In a court decision that has received surprisingly little media coverage, a New York District judge ordered Citibank to freeze almost $2 billion of debt-securities allegedly belonging to the Islamic Republic of Iran. This past August, victims of Iranian terror sued Luxembourg-based clearing house and bank Clearstream for allegedly assisting Iran to move $250 million in frozen assets out of the United States. This case deserves more attention, not only in view of the high dollar amount involved, but also for its potential to reveal how the Iranian government could be exploiting international financial clearing houses to contravene U.S. sanctions.
According to U.S. judicial documents filed in New York and California in the case of Peterson vs. Islamic Republic of Iran, the funds are held at Citibank in the name of Clearstream, which in turn is owned by the Deutsche Börse Group. For years, Clearstream has been accused of being an international platform for money laundering and tax evasion. It has allegedly operated “hundreds of confidential accounts for banks so they could move money undetected.” It has also been embroiled in numerous scandals for maintaining secret accounts for French politicians, industrial leaders and intelligence services.

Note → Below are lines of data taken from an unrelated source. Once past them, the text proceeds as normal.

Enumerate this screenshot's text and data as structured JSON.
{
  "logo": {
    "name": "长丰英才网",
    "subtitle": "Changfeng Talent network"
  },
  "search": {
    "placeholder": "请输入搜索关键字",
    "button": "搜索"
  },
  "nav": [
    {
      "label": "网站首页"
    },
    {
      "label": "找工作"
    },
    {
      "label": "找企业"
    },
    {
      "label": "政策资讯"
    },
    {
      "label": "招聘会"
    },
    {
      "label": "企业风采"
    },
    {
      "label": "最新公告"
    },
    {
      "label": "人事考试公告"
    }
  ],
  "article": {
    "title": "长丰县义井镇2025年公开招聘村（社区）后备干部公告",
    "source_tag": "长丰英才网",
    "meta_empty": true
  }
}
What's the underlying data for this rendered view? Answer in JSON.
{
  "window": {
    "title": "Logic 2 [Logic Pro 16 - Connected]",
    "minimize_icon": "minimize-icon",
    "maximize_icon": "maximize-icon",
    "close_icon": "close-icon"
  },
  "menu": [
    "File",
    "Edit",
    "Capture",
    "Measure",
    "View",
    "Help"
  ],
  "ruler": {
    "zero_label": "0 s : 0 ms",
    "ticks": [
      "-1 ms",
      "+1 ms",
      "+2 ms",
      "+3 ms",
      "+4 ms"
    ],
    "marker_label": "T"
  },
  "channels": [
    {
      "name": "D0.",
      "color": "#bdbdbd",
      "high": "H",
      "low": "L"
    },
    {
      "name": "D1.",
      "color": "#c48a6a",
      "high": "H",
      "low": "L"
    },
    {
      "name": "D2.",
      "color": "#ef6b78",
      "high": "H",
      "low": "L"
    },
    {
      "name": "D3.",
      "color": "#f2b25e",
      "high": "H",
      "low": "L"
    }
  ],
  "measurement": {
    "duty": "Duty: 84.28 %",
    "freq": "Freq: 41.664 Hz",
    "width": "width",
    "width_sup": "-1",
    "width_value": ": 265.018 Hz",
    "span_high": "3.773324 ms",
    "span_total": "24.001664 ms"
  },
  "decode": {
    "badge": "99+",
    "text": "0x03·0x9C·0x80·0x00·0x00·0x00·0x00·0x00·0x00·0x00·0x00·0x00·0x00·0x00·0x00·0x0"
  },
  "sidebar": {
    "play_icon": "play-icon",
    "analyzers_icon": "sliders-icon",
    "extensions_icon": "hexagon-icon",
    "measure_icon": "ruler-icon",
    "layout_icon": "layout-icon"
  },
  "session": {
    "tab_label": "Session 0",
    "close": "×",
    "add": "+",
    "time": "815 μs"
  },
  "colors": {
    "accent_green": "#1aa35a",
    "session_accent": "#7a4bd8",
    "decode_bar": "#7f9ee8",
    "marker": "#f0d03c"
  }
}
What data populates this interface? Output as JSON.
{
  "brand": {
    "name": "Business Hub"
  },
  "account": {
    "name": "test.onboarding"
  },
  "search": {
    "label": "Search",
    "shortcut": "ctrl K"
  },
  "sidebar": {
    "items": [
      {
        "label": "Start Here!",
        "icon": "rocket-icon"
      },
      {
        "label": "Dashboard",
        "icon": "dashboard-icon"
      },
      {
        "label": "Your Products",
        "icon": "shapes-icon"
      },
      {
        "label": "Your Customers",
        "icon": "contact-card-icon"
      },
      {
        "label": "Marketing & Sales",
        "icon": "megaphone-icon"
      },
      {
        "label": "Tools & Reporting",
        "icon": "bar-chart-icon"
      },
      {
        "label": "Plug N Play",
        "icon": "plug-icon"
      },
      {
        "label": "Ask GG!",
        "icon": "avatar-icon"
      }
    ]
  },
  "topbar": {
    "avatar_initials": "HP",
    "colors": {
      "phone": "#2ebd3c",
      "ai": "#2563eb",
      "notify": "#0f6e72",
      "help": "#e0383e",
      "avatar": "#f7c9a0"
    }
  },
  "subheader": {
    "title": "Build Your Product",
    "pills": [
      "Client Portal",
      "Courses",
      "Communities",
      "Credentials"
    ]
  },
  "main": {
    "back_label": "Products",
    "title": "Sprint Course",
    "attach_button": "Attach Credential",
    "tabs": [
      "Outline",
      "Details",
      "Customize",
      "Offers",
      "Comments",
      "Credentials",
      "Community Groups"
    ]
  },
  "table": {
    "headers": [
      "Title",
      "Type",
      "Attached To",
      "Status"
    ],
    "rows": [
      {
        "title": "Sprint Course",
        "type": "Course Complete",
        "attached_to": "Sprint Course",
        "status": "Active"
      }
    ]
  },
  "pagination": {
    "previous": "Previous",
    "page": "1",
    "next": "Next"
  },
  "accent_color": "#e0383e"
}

The Peterson case was filed on behalf of the families of the 241 service members killed in the 1983 bombing of the U.S. marine barracks in Beirut—the worst terrorist act to be carried out against U.S. targets until the September 11, 2001 attacks. In 2007, a U.S. federal judge ruled that Iran should pay $2.65 billion to the families of that attack. This ruling allowed nearly 1,000 family members and estates to seek to collect Iranian assets globally in what U.S. District Judge Royce Lamberth described as “the largest-ever such judgment by an American court against another country.” Since then, these families have scoured the world for Iranian assets they could seize. On July 1, 2008, when the courts ordered Citibank to freeze the Iranian funds, it was a huge step in that collection effort.
Citibank, along with every other U.S. financial institution, is supposed to freeze all Iranian dollar transactions, with limited exceptions for certain foodstuffs, textiles and medicine. Under the International Emergency Economic Powers Act (IEEPA), institutions in violation of U.S. law are subject to a fine of either $250,000 or an amount that is “twice the amount of the transaction”—which could make Citibank potentially liable for a penalty of up to $4 billion if the U.S. dollar-denominated funds were indeed held on Iran’s behalf.
Most of the information from the case remains sealed, and tantalizingly little has been made public. In addition to the $2 billion that was frozen, the public record lists that the court released $250 million back to Clearstream. The rest remains a mystery.
Are other banks involved in this case? The courts could make public all the information in the Peterson case that is not vital to the national security of the United States, and clarify these issues. For its part, Citibank should be asking itself whether its customer due diligence program is working properly. Does Citibank carry out enhanced due diligence on the transactions it handles for Clearstream?
By doing business with Clearstream, and through these transactions in particular, Citibank has exposed itself to an immense amount of risk. Citibank shareholders should ask whether the risk of handling these transactions was worth a potential $4 billion fine, let alone the damage that Citibank’s reputation might incur as a result. The bank might ask itself what it should do differently in the future to avoid putting itself in this position.
If the U.S. government is serious about enforcing existing sanctions against Iran, the Clearstream case deserve more scrutiny. How much money is Iran actually moving in the U.S. through Clearstream or other financial institutions?
The U.S. government, and in particular the Treasury Department, might consider carrying out an extensive assessment of how to prevent Iran from abusing international clearing houses, and act accordingly. Otherwise, Iran will continue to have access to hard currency—including the U.S. dollar—which undoubtedly aids and abets its rogue behavior.